Yet I’ll wait a year or more for the “right” piece of vintage furniture to cross my path–looking at the empty space where I’d like it to go!–rather than go buy something new. I guess that’s why they call them hobbies, right? If you didn’t enjoy the process, well, it wouldn’t be a hobby!
Recently, the same can be said of beer. Thousands of folks are amateur brewmasters now, and have formed collectives and clubs to support their hobby. Others sink hundreds of thousands to open brewpubs. And me? Well, I’ll try anything once, so I’ve got my beer-making kit ready to go…and a nagging feeling I’d rather just go buy a pint at the pub!
Part 1 of our Booze webisode launches next Monday!
Craving less-formal lodgings, Where Cool Came From decides to check out and check in at some old-school motor-hotels.
But in an age of budget chains with look-a-like rooms, where can one go to see what the original motels looked like?
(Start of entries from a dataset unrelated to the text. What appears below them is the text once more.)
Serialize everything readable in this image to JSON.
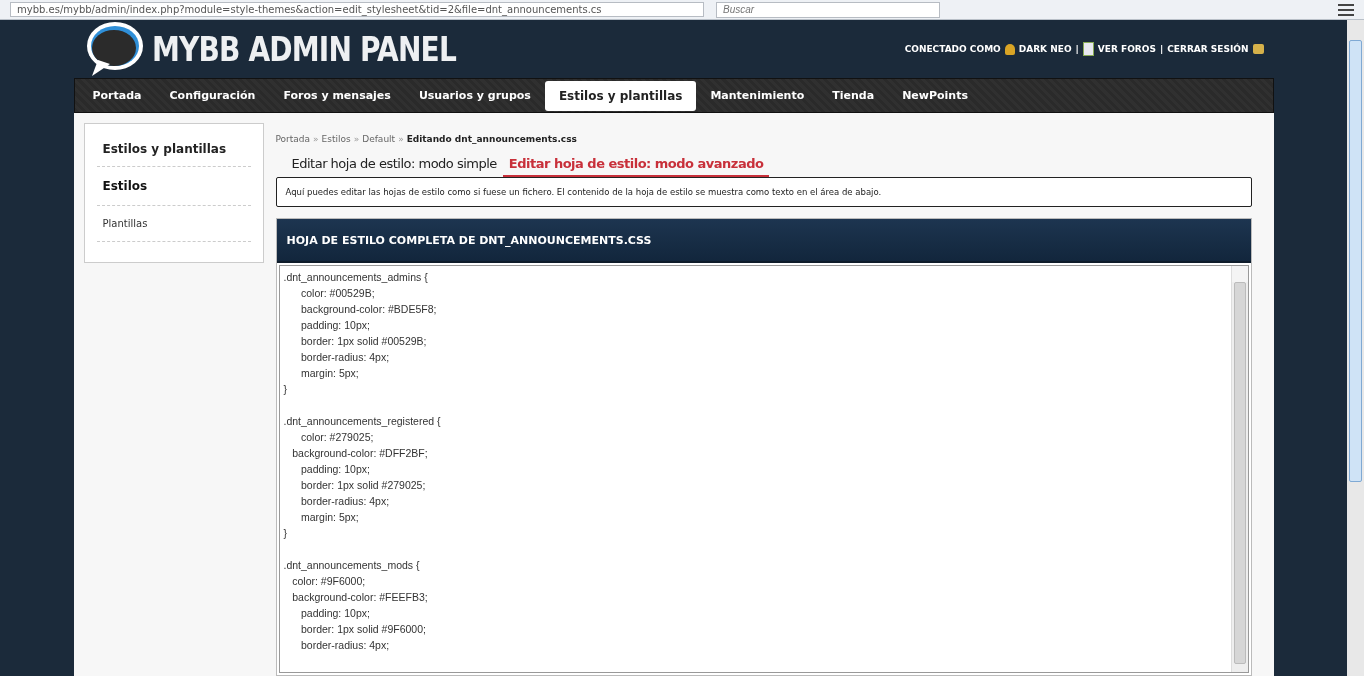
{
  "browser": {
    "url": "mybb.es/mybb/admin/index.php?module=style-themes&action=edit_stylesheet&tid=2&file=dnt_announcements.cs",
    "search": {
      "placeholder": "Buscar"
    }
  },
  "header": {
    "logo": "MYBB ADMIN PANEL",
    "user_label": "CONECTADO COMO",
    "user": "DARK NEO",
    "user_separator": "|",
    "view_forums": "VER FOROS",
    "forums_separator": "|",
    "logout": "CERRAR SESIÓN"
  },
  "nav": [
    {
      "label": "Portada",
      "selected": false
    },
    {
      "label": "Configuración",
      "selected": false
    },
    {
      "label": "Foros y mensajes",
      "selected": false
    },
    {
      "label": "Usuarios y grupos",
      "selected": false
    },
    {
      "label": "Estilos y plantillas",
      "selected": true
    },
    {
      "label": "Mantenimiento",
      "selected": false
    },
    {
      "label": "Tienda",
      "selected": false
    },
    {
      "label": "NewPoints",
      "selected": false
    }
  ],
  "sidebar": {
    "title": "Estilos y plantillas",
    "items": [
      {
        "label": "Estilos",
        "selected": true
      },
      {
        "label": "Plantillas",
        "selected": false
      }
    ]
  },
  "breadcrumb": [
    {
      "label": "Portada",
      "separator": "»"
    },
    {
      "label": "Estilos",
      "separator": "»"
    },
    {
      "label": "Default",
      "separator": "»"
    }
  ],
  "breadcrumb_current": "Editando dnt_announcements.css",
  "tabs": [
    {
      "label": "Editar hoja de estilo: modo simple",
      "selected": false
    },
    {
      "label": "Editar hoja de estilo: modo avanzado",
      "selected": true
    }
  ],
  "notice": "Aquí puedes editar las hojas de estilo como si fuese un fichero. El contenido de la hoja de estilo se muestra como texto en el área de abajo.",
  "editor": {
    "title": "HOJA DE ESTILO COMPLETA DE DNT_ANNOUNCEMENTS.CSS",
    "blocks": [
      {
        "lines": [
          ".dnt_announcements_admins {",
          "      color: #00529B;",
          "      background-color: #BDE5F8;",
          "      padding: 10px;",
          "      border: 1px solid #00529B;",
          "      border-radius: 4px;",
          "      margin: 5px;",
          "}"
        ]
      },
      {
        "lines": [
          ".dnt_announcements_registered {",
          "      color: #279025;",
          "   background-color: #DFF2BF;",
          "      padding: 10px;",
          "      border: 1px solid #279025;",
          "      border-radius: 4px;",
          "      margin: 5px;",
          "}"
        ]
      },
      {
        "lines": [
          ".dnt_announcements_mods {",
          "   color: #9F6000;",
          "   background-color: #FEEFB3;",
          "      padding: 10px;",
          "      border: 1px solid #9F6000;",
          "      border-radius: 4px;"
        ]
      }
    ]
  }
}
Five and six decades later, are there any postwar motels left to bunk down in?
Wildwood, New Jersey, boasts North America’s highest concentration of 1950s and 60s motels in existence; in recent years, it’s become a destination for folks looking to re-create that authentic experience. Wildwood has even given their motels style its own name: “Doo-Wop” architecture.
Our host checks into one of the wildest of all the Doo-Wop motels, The Caribbean, which looks like something out of “The Jetsons.” All swoops and curves and filled with period furniture, it’s hard to believe, but The Caribbean was recently added to the National Trust for Historic Preservations “Historic Hotels of America” list—imagine that, a 1950s motel on the national register!
Whether craft beers or complicated cocktails, we are living in an age where alcoholic beverages are being made with love and care. At Indie Ale House, Dave’s home-brew, “The Davenberg” is put under the microscope, while the explosive Atomic cocktail is released in Las Vegas. Back home, Dave stocks his home bar at BYOB, then learns the secret code of the bartender.
Whether it was for safety of just a good excuse, almost every town and village in the nineteenth century encouraged drinking the “house ale” over the local water, and travellers were happy to oblige. In the bowels of an old inn, Dave learns how beer was made long before Prohibition, and then decides to become an amateur brew-master himself!
Thirst. We’ve all got it. And for many folks, lemonade just won’t cut it. That’s why when the Volstead Act came into effect in 1920, booze didn’t disappear overnight. In fact, for some it was a license to print money! And cities that shared a border with a very wet country called “Canada” were hotbeds of activity…such as Detroit.
At Tommy’s Detroit Bar and Grill, we go underground, literally, to uncover a piece of Prohibition’s past that may also be haunted.
Then, it’s off to the Big Apple to see how Prohibition-era drinks are making a comeback. And while the cops won’t be banging on the doors of these new watering holes, you may have trouble finding them, since, like in the old days, many are found behind secret doors.
Part 2 of our Booze webisode launches next Wednesday!
Experimentation in architecture didn’t die in the 1960s! While Where Cool Came From now knows what was considered cool 60+ years ago, the big question is what’s getting people hot- and-bothered today? Straw bale, baby! And we’ll learn that even though it’s located in the country, an energy-efficient, straw bale home doesn’t have to look like it belongs in The Shire.
After admiring the solar panels on the roof, our host will check out a tiny inner-city home that sips energy like a SmartCar sips gas.
With so much strain on the energy grid, are these the houses of the future?